The adverse effects of corticosteroids in pediatric patients are similar to those in adults (see ADVERSE REACTIONS ). Like adults, pediatric patients should be carefully observed with frequent measurements of blood pressure, weight, height, intraocular pressure, and clinical evaluation for the presence of infection, psychosocial disturbances, thromboembolism, peptic ulcers, cataracts, and osteoporosis. Pediatric patients who are treated with corticosteroids by any route, including systemically administered corticosteroids, may experience a decrease in their growth velocity. This negative impact of corticosteroids on growth has been observed at low systemic doses and in the absence of laboratory evidence of HPA axis suppression (., cosyntropen stimulation and basal cortisol plasma levels). Growth velocity may therefore be a more sensitive indicator of systemic corticosteroid exposure in pediatric patients treated with corticosteroids should be monitored, and the potential growth effects of prolonged treatment should be weighed against clinical benefits obtained and the availability of treatment alternatives. In order to minimize the potential growth effects of corticosteroids, pediatric patients should be titrated to the lowest effective dose.
Endotracheal intubation and ventilation for impending respiratory failure:
Intubation and mechanical ventilation can be life-saving interventions but their use in paediatric patients with asthma have been associated with significant adverse effects.
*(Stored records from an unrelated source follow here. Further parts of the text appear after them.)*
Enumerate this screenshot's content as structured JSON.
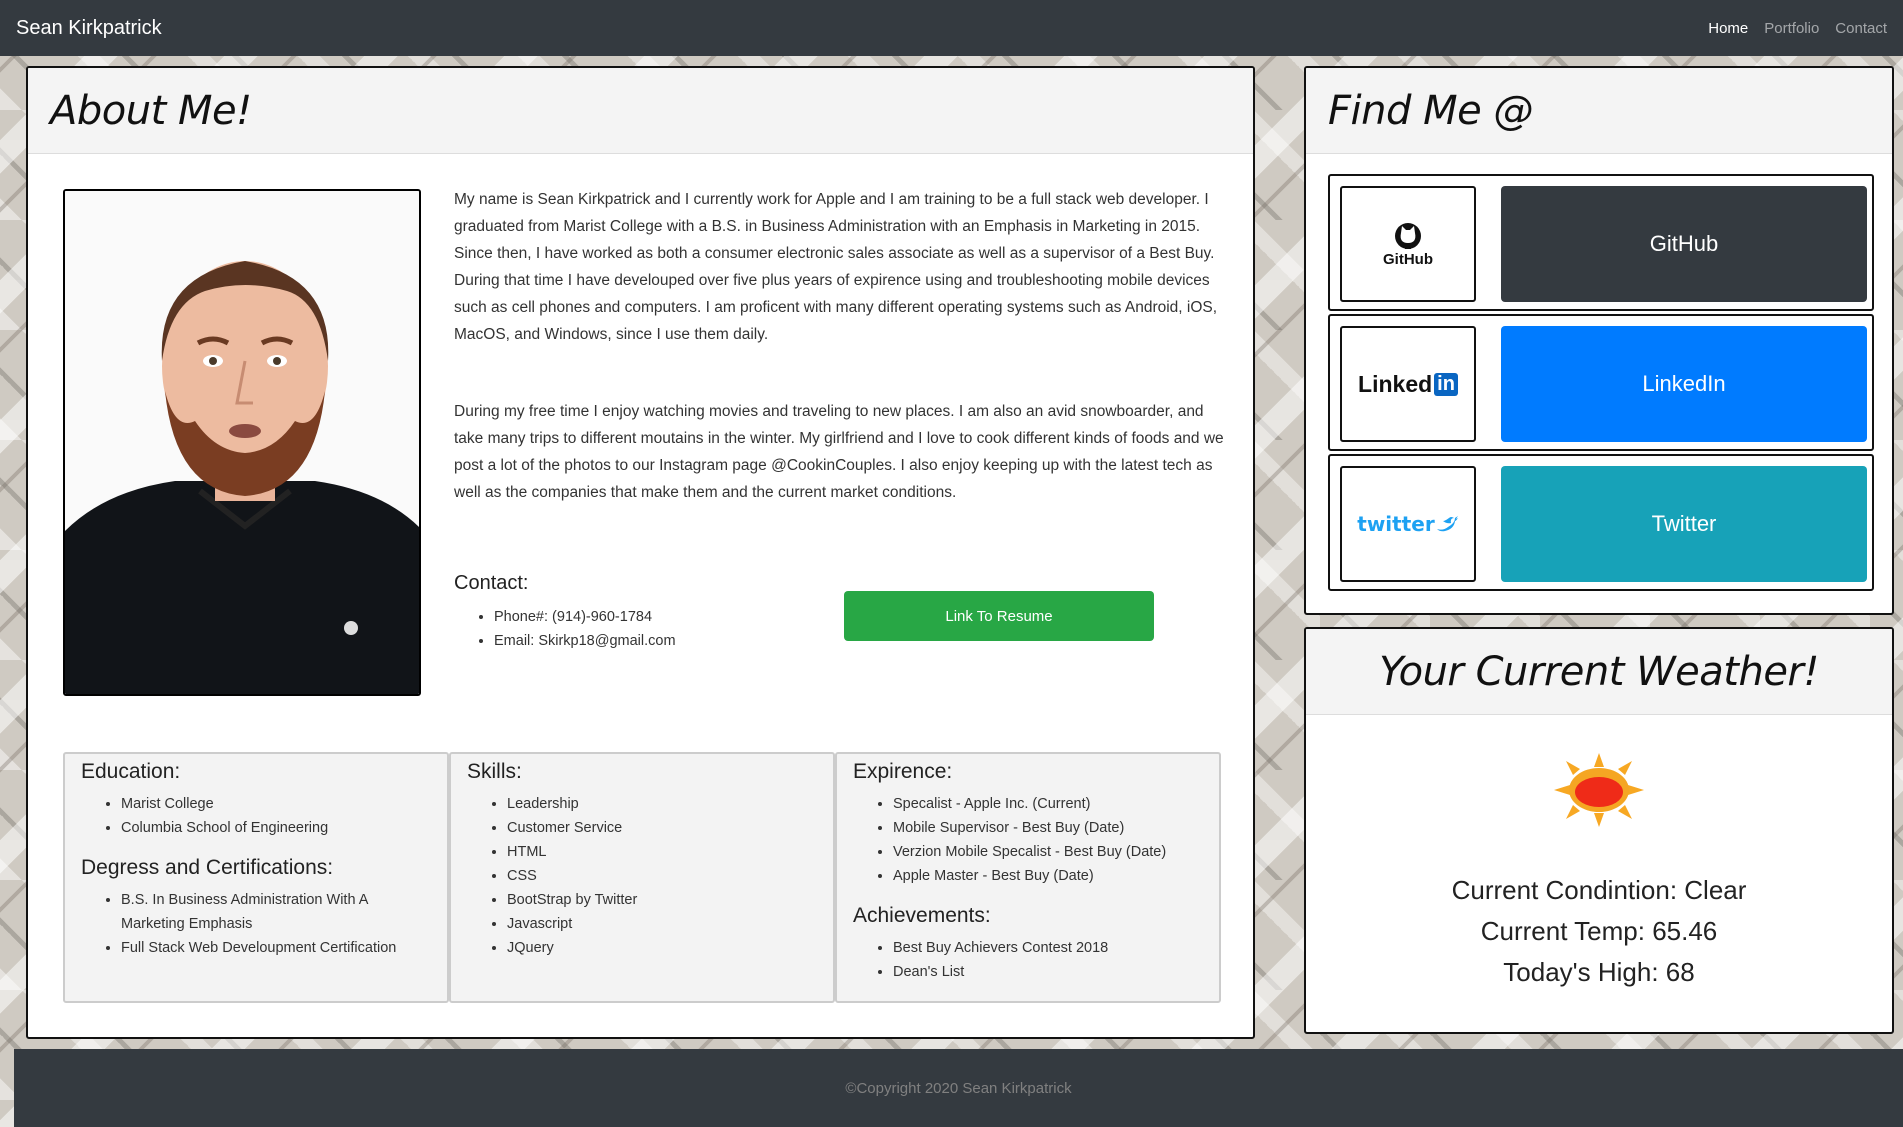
{
  "nav": {
    "brand": "Sean Kirkpatrick",
    "links": [
      "Home",
      "Portfolio",
      "Contact"
    ]
  },
  "about": {
    "title": "About Me!",
    "bio": [
      "My name is Sean Kirkpatrick and I currently work for Apple and I am training to be a full stack web developer. I graduated from Marist College with a B.S. in Business Administration with an Emphasis in Marketing in 2015. Since then, I have worked as both a consumer electronic sales associate as well as a supervisor of a Best Buy. During that time I have develouped over five plus years of expirence using and troubleshooting mobile devices such as cell phones and computers. I am proficent with many different operating systems such as Android, iOS, MacOS, and Windows, since I use them daily.",
      "During my free time I enjoy watching movies and traveling to new places. I am also an avid snowboarder, and take many trips to different moutains in the winter. My girlfriend and I love to cook different kinds of foods and we post a lot of the photos to our Instagram page @CookinCouples. I also enjoy keeping up with the latest tech as well as the companies that make them and the current market conditions."
    ],
    "contact_title": "Contact:",
    "contact": [
      "Phone#: (914)-960-1784",
      "Email: Skirkp18@gmail.com"
    ],
    "resume_label": "Link To Resume"
  },
  "education": {
    "title": "Education:",
    "items": [
      "Marist College",
      "Columbia School of Engineering"
    ],
    "cert_title": "Degress and Certifications:",
    "certs": [
      "B.S. In Business Administration With A Marketing Emphasis",
      "Full Stack Web Develoupment Certification"
    ]
  },
  "skills": {
    "title": "Skills:",
    "items": [
      "Leadership",
      "Customer Service",
      "HTML",
      "CSS",
      "BootStrap by Twitter",
      "Javascript",
      "JQuery"
    ]
  },
  "experience": {
    "title": "Expirence:",
    "items": [
      "Specalist - Apple Inc. (Current)",
      "Mobile Supervisor - Best Buy (Date)",
      "Verzion Mobile Specalist - Best Buy (Date)",
      "Apple Master - Best Buy (Date)"
    ],
    "achievements_title": "Achievements:",
    "achievements": [
      "Best Buy Achievers Contest 2018",
      "Dean's List"
    ]
  },
  "findme": {
    "title": "Find Me @",
    "github_label": "GitHub",
    "github_logo_text": "GitHub",
    "linkedin_label": "LinkedIn",
    "linkedin_logo_text": "Linked",
    "linkedin_logo_in": "in",
    "twitter_label": "Twitter",
    "twitter_logo_text": "twitter",
    "colors": {
      "github": "#343a40",
      "linkedin": "#007bff",
      "twitter": "#17a2b8"
    }
  },
  "weather": {
    "title": "Your Current Weather!",
    "icon": "sun-icon",
    "condition": "Current Condintion: Clear",
    "temp": "Current Temp: 65.46",
    "high": "Today's High: 68"
  },
  "footer": {
    "copyright": "©Copyright 2020 Sean Kirkpatrick"
  }
}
Up to 26% of children intubated due to asthma have complications, such as pneumothorax or impaired venous return, and cardiovascular collapse because of increased intrathoracic pressure  . Mechanical ventilation during an asthma exacerbation is associated with increased risk of death and should be considered as a last resort and only in conjunction with the support of a paediatric ICU specialist.